- Gentlemen, start your drones: Judge’s ruling opens door for commercial use
- Soldier who hid, bragged about not saluting flag to be punished — in secret
- ‘Maverick’ of the seas: ‘Top Gun’ school for U.S. ship officers to launch
- Putin declares Sochi Paralympics open amid Ukrainian protest
- ‘In Jesus name, we pray’ sparks ire at Ohio council meeting
- Navy’s first laser weapon ready for prime time; drone killer to deploy this summer
- Billionaire backer: Rick Santorum ‘needs to be heard’ in 2016
- Obamacare fallout: 49 percent pessimistic; 45 percent ‘scared’
- DHS accused of holding U.S. citizen at airport, using emails to pry into her sex life
- Seattle socialist: Minimum-wage discussion skewed by ‘right-wing’ GAO analysis
Price cuts slash ‘Potter’ profits for sellers
The release of the seventh and likely final “Harry Potter” book on Saturday will mean the end of the cash cow for its U.S. publisher, but it won’t be bringing big profits to booksellers.
Scholastic Inc. will release J.K. Rowling’s “Harry Potter and the Deathly Hallows” at 12:01 a.m. Saturday. Many bookstores are expecting hordes of people for the book, especially with a fifth movie in theaters and an announced Potter theme park for Orlando, Fla.
“It’s unique in my book-selling experience,” said Carol Troxell, owner of New Dominion Bookshop in Charlottesville, for decades. “There’s just been incredible interest in the release date.”
Despite the popularity, booksellers won’t be making much money off the new book, said Laura Dawson, a consultant for the book publishing industry. To draw customers, Amazon is discounting the book by about 50 percent, while Barnes & Noble Inc. and Borders Group Inc. are both selling it 40 percent off. Amazon, which has more than 1 million preorders, has said it does not expect to profit on the book.
Discounts create competition for independent sellers, which often cannot survive pricing books below cost, Mrs. Troxell said.
“It’s a constant problem for booksellers,” Mrs. Troxell said.
Large bookstores like Barnes & Noble aren’t profiting as much as they used to, since the sales period for the book has been compressed, said William Armstrong, an analyst with C.L. King & Associates. Excitement, though, is still good for business, he said.
“Anything that brings customers into the store can’t be a bad thing,” Mr. Armstrong said.
Never a bad thing, but not always beneficial, since the extra customers may only be interested in the specific book, said Gordon Dickerson, owner of the Corner Shelf Bookstore in Culpeper, Va.
Also, he said the profit potential for independent bookstores isn’t what it used to be his store will sell the new book at a 15 percent discount to compete with chain bookstores.
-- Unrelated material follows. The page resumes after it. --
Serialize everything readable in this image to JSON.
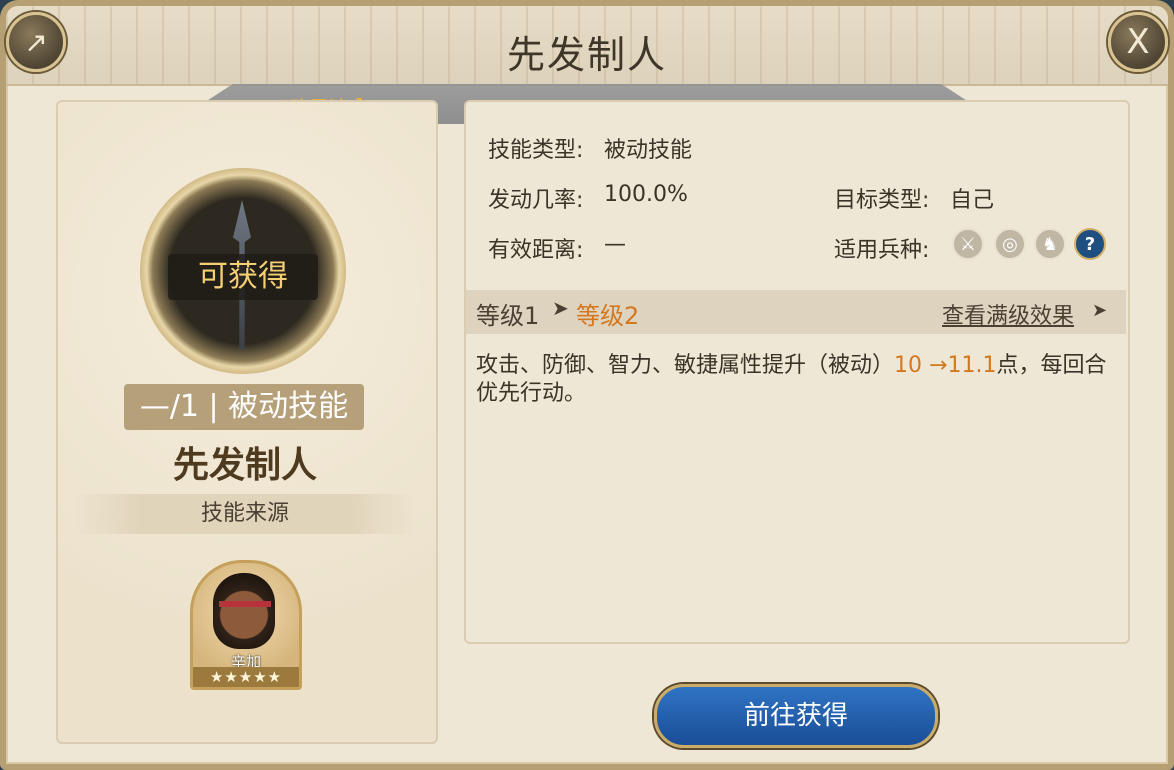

“The independent bookstore gets undercut by big box retailers and particularly the Internet,” Mr. Dickerson said. “As an extremely popular book, they have to pull the price down because there are so many people trying to profit.”
In an effort to compete, other independent booksellers are offering the book at a discount. At Olsson’s Books and Records in Alexandria, shoppers can buy a voucher for the book at 25 percent off through today, said Sara Krauss, assistant book manager. The book will then sell regularly at 20 percent off.
Vertigo Books in College Park will pair a 20 percent discount with a midnight release party, said Rebecca Semiatin, who works at the bookstore.
“We can try to compete with some of the bigger stores, even though it’s really not possible,” Mrs. Semiatin said. “But we do well. We have a good base of very loyal customers, and we throw a great party.”
Taxpayers must pay the freight for over-budget train projects
- Kim Jong-un calls for execution of 33 Christians
- Rand Paul wins 2014 CPAC straw poll, Ted Cruz finishes a distant second
- Senate Democrats, Republicans spar over restoring unemployment benefits
- 80 people publicly executed across North Korea for films, Bibles
- Bill Clinton poses for photo with Bunny Ranch prostitutes
- CURL: The modern GOP really is Reagan's 'Big Tent' party
- U.S. pilot scares off Iranians with 'Top Gun'-worthy stunt: 'You really ought to go home'
- Six Senate seats could hinge on Keystone pipeline
- Russias Putin nominated for Nobel Peace Prize
- CPAC 2014: Straw poll signals Paul-Cruz showdown
Pope Francis meets his 'mini-me'
Celebrity deaths in 2014
Winter storm hits states — again